Website and app data records:
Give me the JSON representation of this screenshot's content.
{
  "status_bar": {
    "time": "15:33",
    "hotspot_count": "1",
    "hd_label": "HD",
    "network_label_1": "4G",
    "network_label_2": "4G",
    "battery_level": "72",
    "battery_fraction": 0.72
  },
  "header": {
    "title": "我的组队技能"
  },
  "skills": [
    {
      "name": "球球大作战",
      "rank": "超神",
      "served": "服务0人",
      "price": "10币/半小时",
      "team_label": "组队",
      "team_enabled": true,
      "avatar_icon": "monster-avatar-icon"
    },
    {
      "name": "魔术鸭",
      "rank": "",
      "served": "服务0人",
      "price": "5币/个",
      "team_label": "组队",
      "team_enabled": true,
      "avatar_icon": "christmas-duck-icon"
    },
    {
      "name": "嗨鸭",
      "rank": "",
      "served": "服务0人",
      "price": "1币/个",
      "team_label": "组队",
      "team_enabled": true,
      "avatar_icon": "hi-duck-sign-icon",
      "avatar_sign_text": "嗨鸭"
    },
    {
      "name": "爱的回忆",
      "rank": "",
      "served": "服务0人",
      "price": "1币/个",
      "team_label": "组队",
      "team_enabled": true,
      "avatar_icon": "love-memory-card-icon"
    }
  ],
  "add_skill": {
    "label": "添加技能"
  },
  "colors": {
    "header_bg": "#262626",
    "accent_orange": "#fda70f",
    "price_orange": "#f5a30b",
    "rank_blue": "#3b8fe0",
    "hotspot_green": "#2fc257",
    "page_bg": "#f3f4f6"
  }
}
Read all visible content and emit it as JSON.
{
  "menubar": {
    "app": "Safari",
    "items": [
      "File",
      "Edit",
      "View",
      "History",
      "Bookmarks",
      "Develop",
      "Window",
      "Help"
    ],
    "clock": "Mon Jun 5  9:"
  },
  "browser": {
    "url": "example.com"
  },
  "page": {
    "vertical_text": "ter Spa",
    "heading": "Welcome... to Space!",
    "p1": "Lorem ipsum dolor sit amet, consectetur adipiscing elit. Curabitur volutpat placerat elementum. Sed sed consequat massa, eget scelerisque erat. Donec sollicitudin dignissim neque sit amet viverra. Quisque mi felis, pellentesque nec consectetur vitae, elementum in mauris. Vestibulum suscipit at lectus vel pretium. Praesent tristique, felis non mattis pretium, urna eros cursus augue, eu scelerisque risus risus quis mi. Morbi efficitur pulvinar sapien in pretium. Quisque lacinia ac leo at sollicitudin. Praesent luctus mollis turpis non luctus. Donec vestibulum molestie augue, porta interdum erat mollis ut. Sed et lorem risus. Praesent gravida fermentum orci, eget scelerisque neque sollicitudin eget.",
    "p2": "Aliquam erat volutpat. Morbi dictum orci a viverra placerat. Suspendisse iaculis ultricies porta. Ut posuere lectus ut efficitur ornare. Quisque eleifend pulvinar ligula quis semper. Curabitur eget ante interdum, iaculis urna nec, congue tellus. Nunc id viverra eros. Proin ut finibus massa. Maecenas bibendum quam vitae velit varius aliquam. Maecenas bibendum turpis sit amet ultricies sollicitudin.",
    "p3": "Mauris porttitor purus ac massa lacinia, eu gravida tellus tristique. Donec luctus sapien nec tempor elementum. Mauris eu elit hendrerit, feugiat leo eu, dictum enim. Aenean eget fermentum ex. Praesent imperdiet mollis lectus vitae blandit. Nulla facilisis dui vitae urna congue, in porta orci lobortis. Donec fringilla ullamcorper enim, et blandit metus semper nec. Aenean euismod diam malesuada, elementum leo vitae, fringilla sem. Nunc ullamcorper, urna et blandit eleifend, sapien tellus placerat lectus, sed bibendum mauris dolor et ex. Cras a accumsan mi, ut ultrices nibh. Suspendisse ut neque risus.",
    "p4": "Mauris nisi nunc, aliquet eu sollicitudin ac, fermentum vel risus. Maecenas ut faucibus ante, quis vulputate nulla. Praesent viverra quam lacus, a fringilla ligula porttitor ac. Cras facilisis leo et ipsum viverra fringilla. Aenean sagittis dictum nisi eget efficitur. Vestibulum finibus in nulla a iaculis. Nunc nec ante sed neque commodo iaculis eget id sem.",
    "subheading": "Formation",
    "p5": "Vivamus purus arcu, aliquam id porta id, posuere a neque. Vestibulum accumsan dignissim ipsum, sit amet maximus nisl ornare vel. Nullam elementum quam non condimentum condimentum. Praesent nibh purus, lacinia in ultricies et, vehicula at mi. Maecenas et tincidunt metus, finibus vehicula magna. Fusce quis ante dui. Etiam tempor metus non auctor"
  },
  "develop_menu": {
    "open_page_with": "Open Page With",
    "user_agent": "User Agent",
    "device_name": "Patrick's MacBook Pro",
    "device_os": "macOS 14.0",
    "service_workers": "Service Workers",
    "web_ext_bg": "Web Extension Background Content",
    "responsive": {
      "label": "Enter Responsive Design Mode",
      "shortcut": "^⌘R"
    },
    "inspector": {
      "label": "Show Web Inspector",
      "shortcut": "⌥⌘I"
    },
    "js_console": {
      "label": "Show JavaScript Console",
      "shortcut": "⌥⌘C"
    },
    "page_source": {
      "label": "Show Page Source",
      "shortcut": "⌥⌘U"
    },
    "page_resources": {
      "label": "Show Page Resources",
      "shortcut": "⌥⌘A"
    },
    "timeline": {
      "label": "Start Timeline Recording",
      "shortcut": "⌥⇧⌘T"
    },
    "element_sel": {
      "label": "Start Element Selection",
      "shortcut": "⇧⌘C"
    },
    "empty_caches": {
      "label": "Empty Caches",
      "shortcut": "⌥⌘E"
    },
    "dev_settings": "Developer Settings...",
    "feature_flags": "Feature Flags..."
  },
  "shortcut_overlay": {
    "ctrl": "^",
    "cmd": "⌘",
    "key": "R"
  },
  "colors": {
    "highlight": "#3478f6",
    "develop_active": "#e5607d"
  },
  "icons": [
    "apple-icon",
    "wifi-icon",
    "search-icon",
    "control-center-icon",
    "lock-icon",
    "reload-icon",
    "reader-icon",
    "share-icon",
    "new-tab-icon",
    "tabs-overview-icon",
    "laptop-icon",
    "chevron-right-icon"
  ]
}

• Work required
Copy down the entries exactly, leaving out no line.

• Solution
Give me the JSON representation of this screenshot's content.
{
  "status_bar": {
    "time": "15:33",
    "hotspot_count": "1",
    "hd_label": "HD",
    "network_label_1": "4G",
    "network_label_2": "4G",
    "battery_level": "72",
    "battery_fraction": 0.72
  },
  "header": {
    "title": "我的组队技能"
  },
  "skills": [
    {
      "name": "球球大作战",
      "rank": "超神",
      "served": "服务0人",
      "price": "10币/半小时",
      "team_label": "组队",
      "team_enabled": true,
      "avatar_icon": "monster-avatar-icon"
    },
    {
      "name": "魔术鸭",
      "rank": "",
      "served": "服务0人",
      "price": "5币/个",
      "team_label": "组队",
      "team_enabled": true,
      "avatar_icon": "christmas-duck-icon"
    },
    {
      "name": "嗨鸭",
      "rank": "",
      "served": "服务0人",
      "price": "1币/个",
      "team_label": "组队",
      "team_enabled": true,
      "avatar_icon": "hi-duck-sign-icon",
      "avatar_sign_text": "嗨鸭"
    },
    {
      "name": "爱的回忆",
      "rank": "",
      "served": "服务0人",
      "price": "1币/个",
      "team_label": "组队",
      "team_enabled": true,
      "avatar_icon": "love-memory-card-icon"
    }
  ],
  "add_skill": {
    "label": "添加技能"
  },
  "colors": {
    "header_bg": "#262626",
    "accent_orange": "#fda70f",
    "price_orange": "#f5a30b",
    "rank_blue": "#3b8fe0",
    "hotspot_green": "#2fc257",
    "page_bg": "#f3f4f6"
  }
}
Read all visible content and emit it as JSON.
{
  "menubar": {
    "app": "Safari",
    "items": [
      "File",
      "Edit",
      "View",
      "History",
      "Bookmarks",
      "Develop",
      "Window",
      "Help"
    ],
    "clock": "Mon Jun 5  9:"
  },
  "browser": {
    "url": "example.com"
  },
  "page": {
    "vertical_text": "ter Spa",
    "heading": "Welcome... to Space!",
    "p1": "Lorem ipsum dolor sit amet, consectetur adipiscing elit. Curabitur volutpat placerat elementum. Sed sed consequat massa, eget scelerisque erat. Donec sollicitudin dignissim neque sit amet viverra. Quisque mi felis, pellentesque nec consectetur vitae, elementum in mauris. Vestibulum suscipit at lectus vel pretium. Praesent tristique, felis non mattis pretium, urna eros cursus augue, eu scelerisque risus risus quis mi. Morbi efficitur pulvinar sapien in pretium. Quisque lacinia ac leo at sollicitudin. Praesent luctus mollis turpis non luctus. Donec vestibulum molestie augue, porta interdum erat mollis ut. Sed et lorem risus. Praesent gravida fermentum orci, eget scelerisque neque sollicitudin eget.",
    "p2": "Aliquam erat volutpat. Morbi dictum orci a viverra placerat. Suspendisse iaculis ultricies porta. Ut posuere lectus ut efficitur ornare. Quisque eleifend pulvinar ligula quis semper. Curabitur eget ante interdum, iaculis urna nec, congue tellus. Nunc id viverra eros. Proin ut finibus massa. Maecenas bibendum quam vitae velit varius aliquam. Maecenas bibendum turpis sit amet ultricies sollicitudin.",
    "p3": "Mauris porttitor purus ac massa lacinia, eu gravida tellus tristique. Donec luctus sapien nec tempor elementum. Mauris eu elit hendrerit, feugiat leo eu, dictum enim. Aenean eget fermentum ex. Praesent imperdiet mollis lectus vitae blandit. Nulla facilisis dui vitae urna congue, in porta orci lobortis. Donec fringilla ullamcorper enim, et blandit metus semper nec. Aenean euismod diam malesuada, elementum leo vitae, fringilla sem. Nunc ullamcorper, urna et blandit eleifend, sapien tellus placerat lectus, sed bibendum mauris dolor et ex. Cras a accumsan mi, ut ultrices nibh. Suspendisse ut neque risus.",
    "p4": "Mauris nisi nunc, aliquet eu sollicitudin ac, fermentum vel risus. Maecenas ut faucibus ante, quis vulputate nulla. Praesent viverra quam lacus, a fringilla ligula porttitor ac. Cras facilisis leo et ipsum viverra fringilla. Aenean sagittis dictum nisi eget efficitur. Vestibulum finibus in nulla a iaculis. Nunc nec ante sed neque commodo iaculis eget id sem.",
    "subheading": "Formation",
    "p5": "Vivamus purus arcu, aliquam id porta id, posuere a neque. Vestibulum accumsan dignissim ipsum, sit amet maximus nisl ornare vel. Nullam elementum quam non condimentum condimentum. Praesent nibh purus, lacinia in ultricies et, vehicula at mi. Maecenas et tincidunt metus, finibus vehicula magna. Fusce quis ante dui. Etiam tempor metus non auctor"
  },
  "develop_menu": {
    "open_page_with": "Open Page With",
    "user_agent": "User Agent",
    "device_name": "Patrick's MacBook Pro",
    "device_os": "macOS 14.0",
    "service_workers": "Service Workers",
    "web_ext_bg": "Web Extension Background Content",
    "responsive": {
      "label": "Enter Responsive Design Mode",
      "shortcut": "^⌘R"
    },
    "inspector": {
      "label": "Show Web Inspector",
      "shortcut": "⌥⌘I"
    },
    "js_console": {
      "label": "Show JavaScript Console",
      "shortcut": "⌥⌘C"
    },
    "page_source": {
      "label": "Show Page Source",
      "shortcut": "⌥⌘U"
    },
    "page_resources": {
      "label": "Show Page Resources",
      "shortcut": "⌥⌘A"
    },
    "timeline": {
      "label": "Start Timeline Recording",
      "shortcut": "⌥⇧⌘T"
    },
    "element_sel": {
      "label": "Start Element Selection",
      "shortcut": "⇧⌘C"
    },
    "empty_caches": {
      "label": "Empty Caches",
      "shortcut": "⌥⌘E"
    },
    "dev_settings": "Developer Settings...",
    "feature_flags": "Feature Flags..."
  },
  "shortcut_overlay": {
    "ctrl": "^",
    "cmd": "⌘",
    "key": "R"
  },
  "colors": {
    "highlight": "#3478f6",
    "develop_active": "#e5607d"
  },
  "icons": [
    "apple-icon",
    "wifi-icon",
    "search-icon",
    "control-center-icon",
    "lock-icon",
    "reload-icon",
    "reader-icon",
    "share-icon",
    "new-tab-icon",
    "tabs-overview-icon",
    "laptop-icon",
    "chevron-right-icon"
  ]
}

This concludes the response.